The first time you realize what life is going to be like now is when you tell your white (lily-white diamond-white snow-white) therapist about your brother. About how, when you asserted (with the shaky confidence she’d sown in you) that there wasn’t gay and straight and bi, really, that “it’s all on a spectrum,” he had arched his eyebrows, indulging his PC lefty academic baby sister, and said, patiently, “I don’t know if it is.”
She will look at you with a horror she can’t conceal, incredulous that a modern human would question such an obvious and morally defining truth. You see her trying to figure out what kind of person your brother is. And you backpedal, immediately, because you don’t want her to think he is one of those people. It doesn’t occur to her that there might be civilized people out there who don’t inherently accept what, to her, is a given. And for some reason, you still need this white woman to see that you and your people are civilized.
That’s when you realize that now, even more than before, you will have to be a bridge. There will be even more worlds that you’ll have to explain. You have already spent your life explaining your India to your America. Explaining to your white friends that your parents did have an arranged marriage, but that it doesn’t mean what they think it means. Explaining to your Indian relatives why it isn’t the worst thing in the world if people give toasts at those weddings in which they talk about how much they love each other. Explaining to your mother that you were invited to your first boyfriend’s mother’s birthday party even though you weren’t engaged. You’ve always felt like this was your superpower, because you’re the only one who can see how all of these things are equally normal. Only you can be the lens through which everyone else can see each other clearly.

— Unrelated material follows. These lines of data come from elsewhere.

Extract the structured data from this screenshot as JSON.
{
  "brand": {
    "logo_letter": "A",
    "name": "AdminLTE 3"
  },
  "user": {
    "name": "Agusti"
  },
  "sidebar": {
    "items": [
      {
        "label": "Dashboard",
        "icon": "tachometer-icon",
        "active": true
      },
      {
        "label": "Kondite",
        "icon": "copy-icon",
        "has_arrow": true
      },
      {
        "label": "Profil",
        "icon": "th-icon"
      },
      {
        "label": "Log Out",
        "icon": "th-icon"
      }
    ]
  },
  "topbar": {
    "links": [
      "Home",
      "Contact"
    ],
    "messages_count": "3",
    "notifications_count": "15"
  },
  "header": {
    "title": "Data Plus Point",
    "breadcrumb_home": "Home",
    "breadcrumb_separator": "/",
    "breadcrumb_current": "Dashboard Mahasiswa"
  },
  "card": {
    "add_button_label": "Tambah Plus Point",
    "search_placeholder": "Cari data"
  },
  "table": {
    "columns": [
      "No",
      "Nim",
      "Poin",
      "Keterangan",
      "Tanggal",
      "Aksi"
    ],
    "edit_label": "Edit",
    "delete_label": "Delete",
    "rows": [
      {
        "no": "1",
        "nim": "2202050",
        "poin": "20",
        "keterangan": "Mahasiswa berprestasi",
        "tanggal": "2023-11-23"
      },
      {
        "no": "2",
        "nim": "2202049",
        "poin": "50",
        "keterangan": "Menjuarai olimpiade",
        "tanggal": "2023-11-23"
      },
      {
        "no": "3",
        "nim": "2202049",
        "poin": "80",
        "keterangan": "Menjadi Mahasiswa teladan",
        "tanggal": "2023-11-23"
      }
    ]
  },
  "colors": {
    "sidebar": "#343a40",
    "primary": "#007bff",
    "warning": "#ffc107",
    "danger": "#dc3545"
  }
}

But now you know that when you are both brown and queer in America, you have to interpret for everyone — your liberal straight friends from your old life, your queer friends from your new one, your pragmatic family that believes you can think your way out of any uncomfortable taste or tendency if you try hard enough. You’ll have to be the lens through which “progressive” America, where you learned to think, can view the “traditional,” “conservative” culture you come from — you know the one, where Hijra is a gender you can put on your I.D. card, and you’re named after a female incarnation of a male god — and vice-versa. It doesn’t feel like a superpower anymore; it feels like a burden you do not want to bear.
You will have to learn how to constantly say to people, “They are not as bad as you think they are.” You have to get to know my bigoted family, largely white friend community of advanced pansexuals. They are lovely people, really. And you will have to get to know the woman I will eventually be sleeping with, Mom. You will have to get to know her and recognize that she is not a freak, and neither am I.
What else can you do? Your brother will never read Audre Lorde, or any of the other queer women of color you’ve picked up in an attempt to research the shit out of your new identity. And you can’t really blame him, because you recognize that while Zami: A New Spelling of My Name makes your heart beat faster every time you read it, she doesn’t seem like someone you’d like. You would be embarrassed to suggest that he should, because then he would think that you have become one of them — one of those humorless pretentious northern white girls who went to a private university and hates rap music and says things like it’s a pity you know, that Ludacris is so offensive when he’s actually very smart!
You’ll realize that what underscores your own internalized homophobia is shame, shame not just because you were queer but because you felt shame about it. What woman who has read as much bell hooks as you have would ever be more than overjoyed to discover her own interest in women? You realize this is why it’s taken you so long to tell all your straight girlfriends, who hug you and say “Get it, girl!” when you explain that you’ve decided to date women even though you were almost engaged to a man three months earlier. You pretend this is a thought that just kind of occurred to and delighted you, like a butterfly that has lazily lit upon your finger. You don’t tell them how hard it is to admit it, even to them, these supportive darlings who would cheer you on if you announced you were joining the IDF. You do you, girl!
It’ll take you a while, but you’ll go forth, because like Audre said, you’ve got acts of political warfare to commit. You’ll feel like an amazon when you create a screenname on OkCupid that has the word “bisexual” underneath it. “I have arrived, lady-loving ladies of the internet!” you will say to yourself. “You may commence fawning!”
…But they won’t. In fact, they probably expect you to do that now. You’ll realize that while on straight OkCupid your love of remix to ignition made you goofy and self-deprecating, on gay OkCupid — where everyone is quoting critical theorists in their “about me” section and seems really into astrology — it just makes you sound like a fratty douche who’s really into the music of a rapist.
After a week of radio silence and your own failed attempts at fawning, a really cute girl (cute girl! you can say that now, you budding bisexual woman you!) will message you, and you will get so excited because she seems like someone just like you (See, Mom, she’s normal, so I must be too). And then, in an attempt to relate to you, she will ask, “Are you from India? I’ve read a lot about Hinduism, I think it’s so cool. Have you ever read autobiography of a yogi?” Which, in case you were wondering, is just about the worst way to hit on a brown woman. Ever.
You’ll have to explain that to her. To the girl you’ll eventually ask out to drinks, the one you won’t quite be ready to ask back to your place after dinner. To the girl whose chin you are finally brave enough, drunk enough, proud enough to touch tenderly and pull towards your mouth. You’ll have to explain it all, over and over and over again.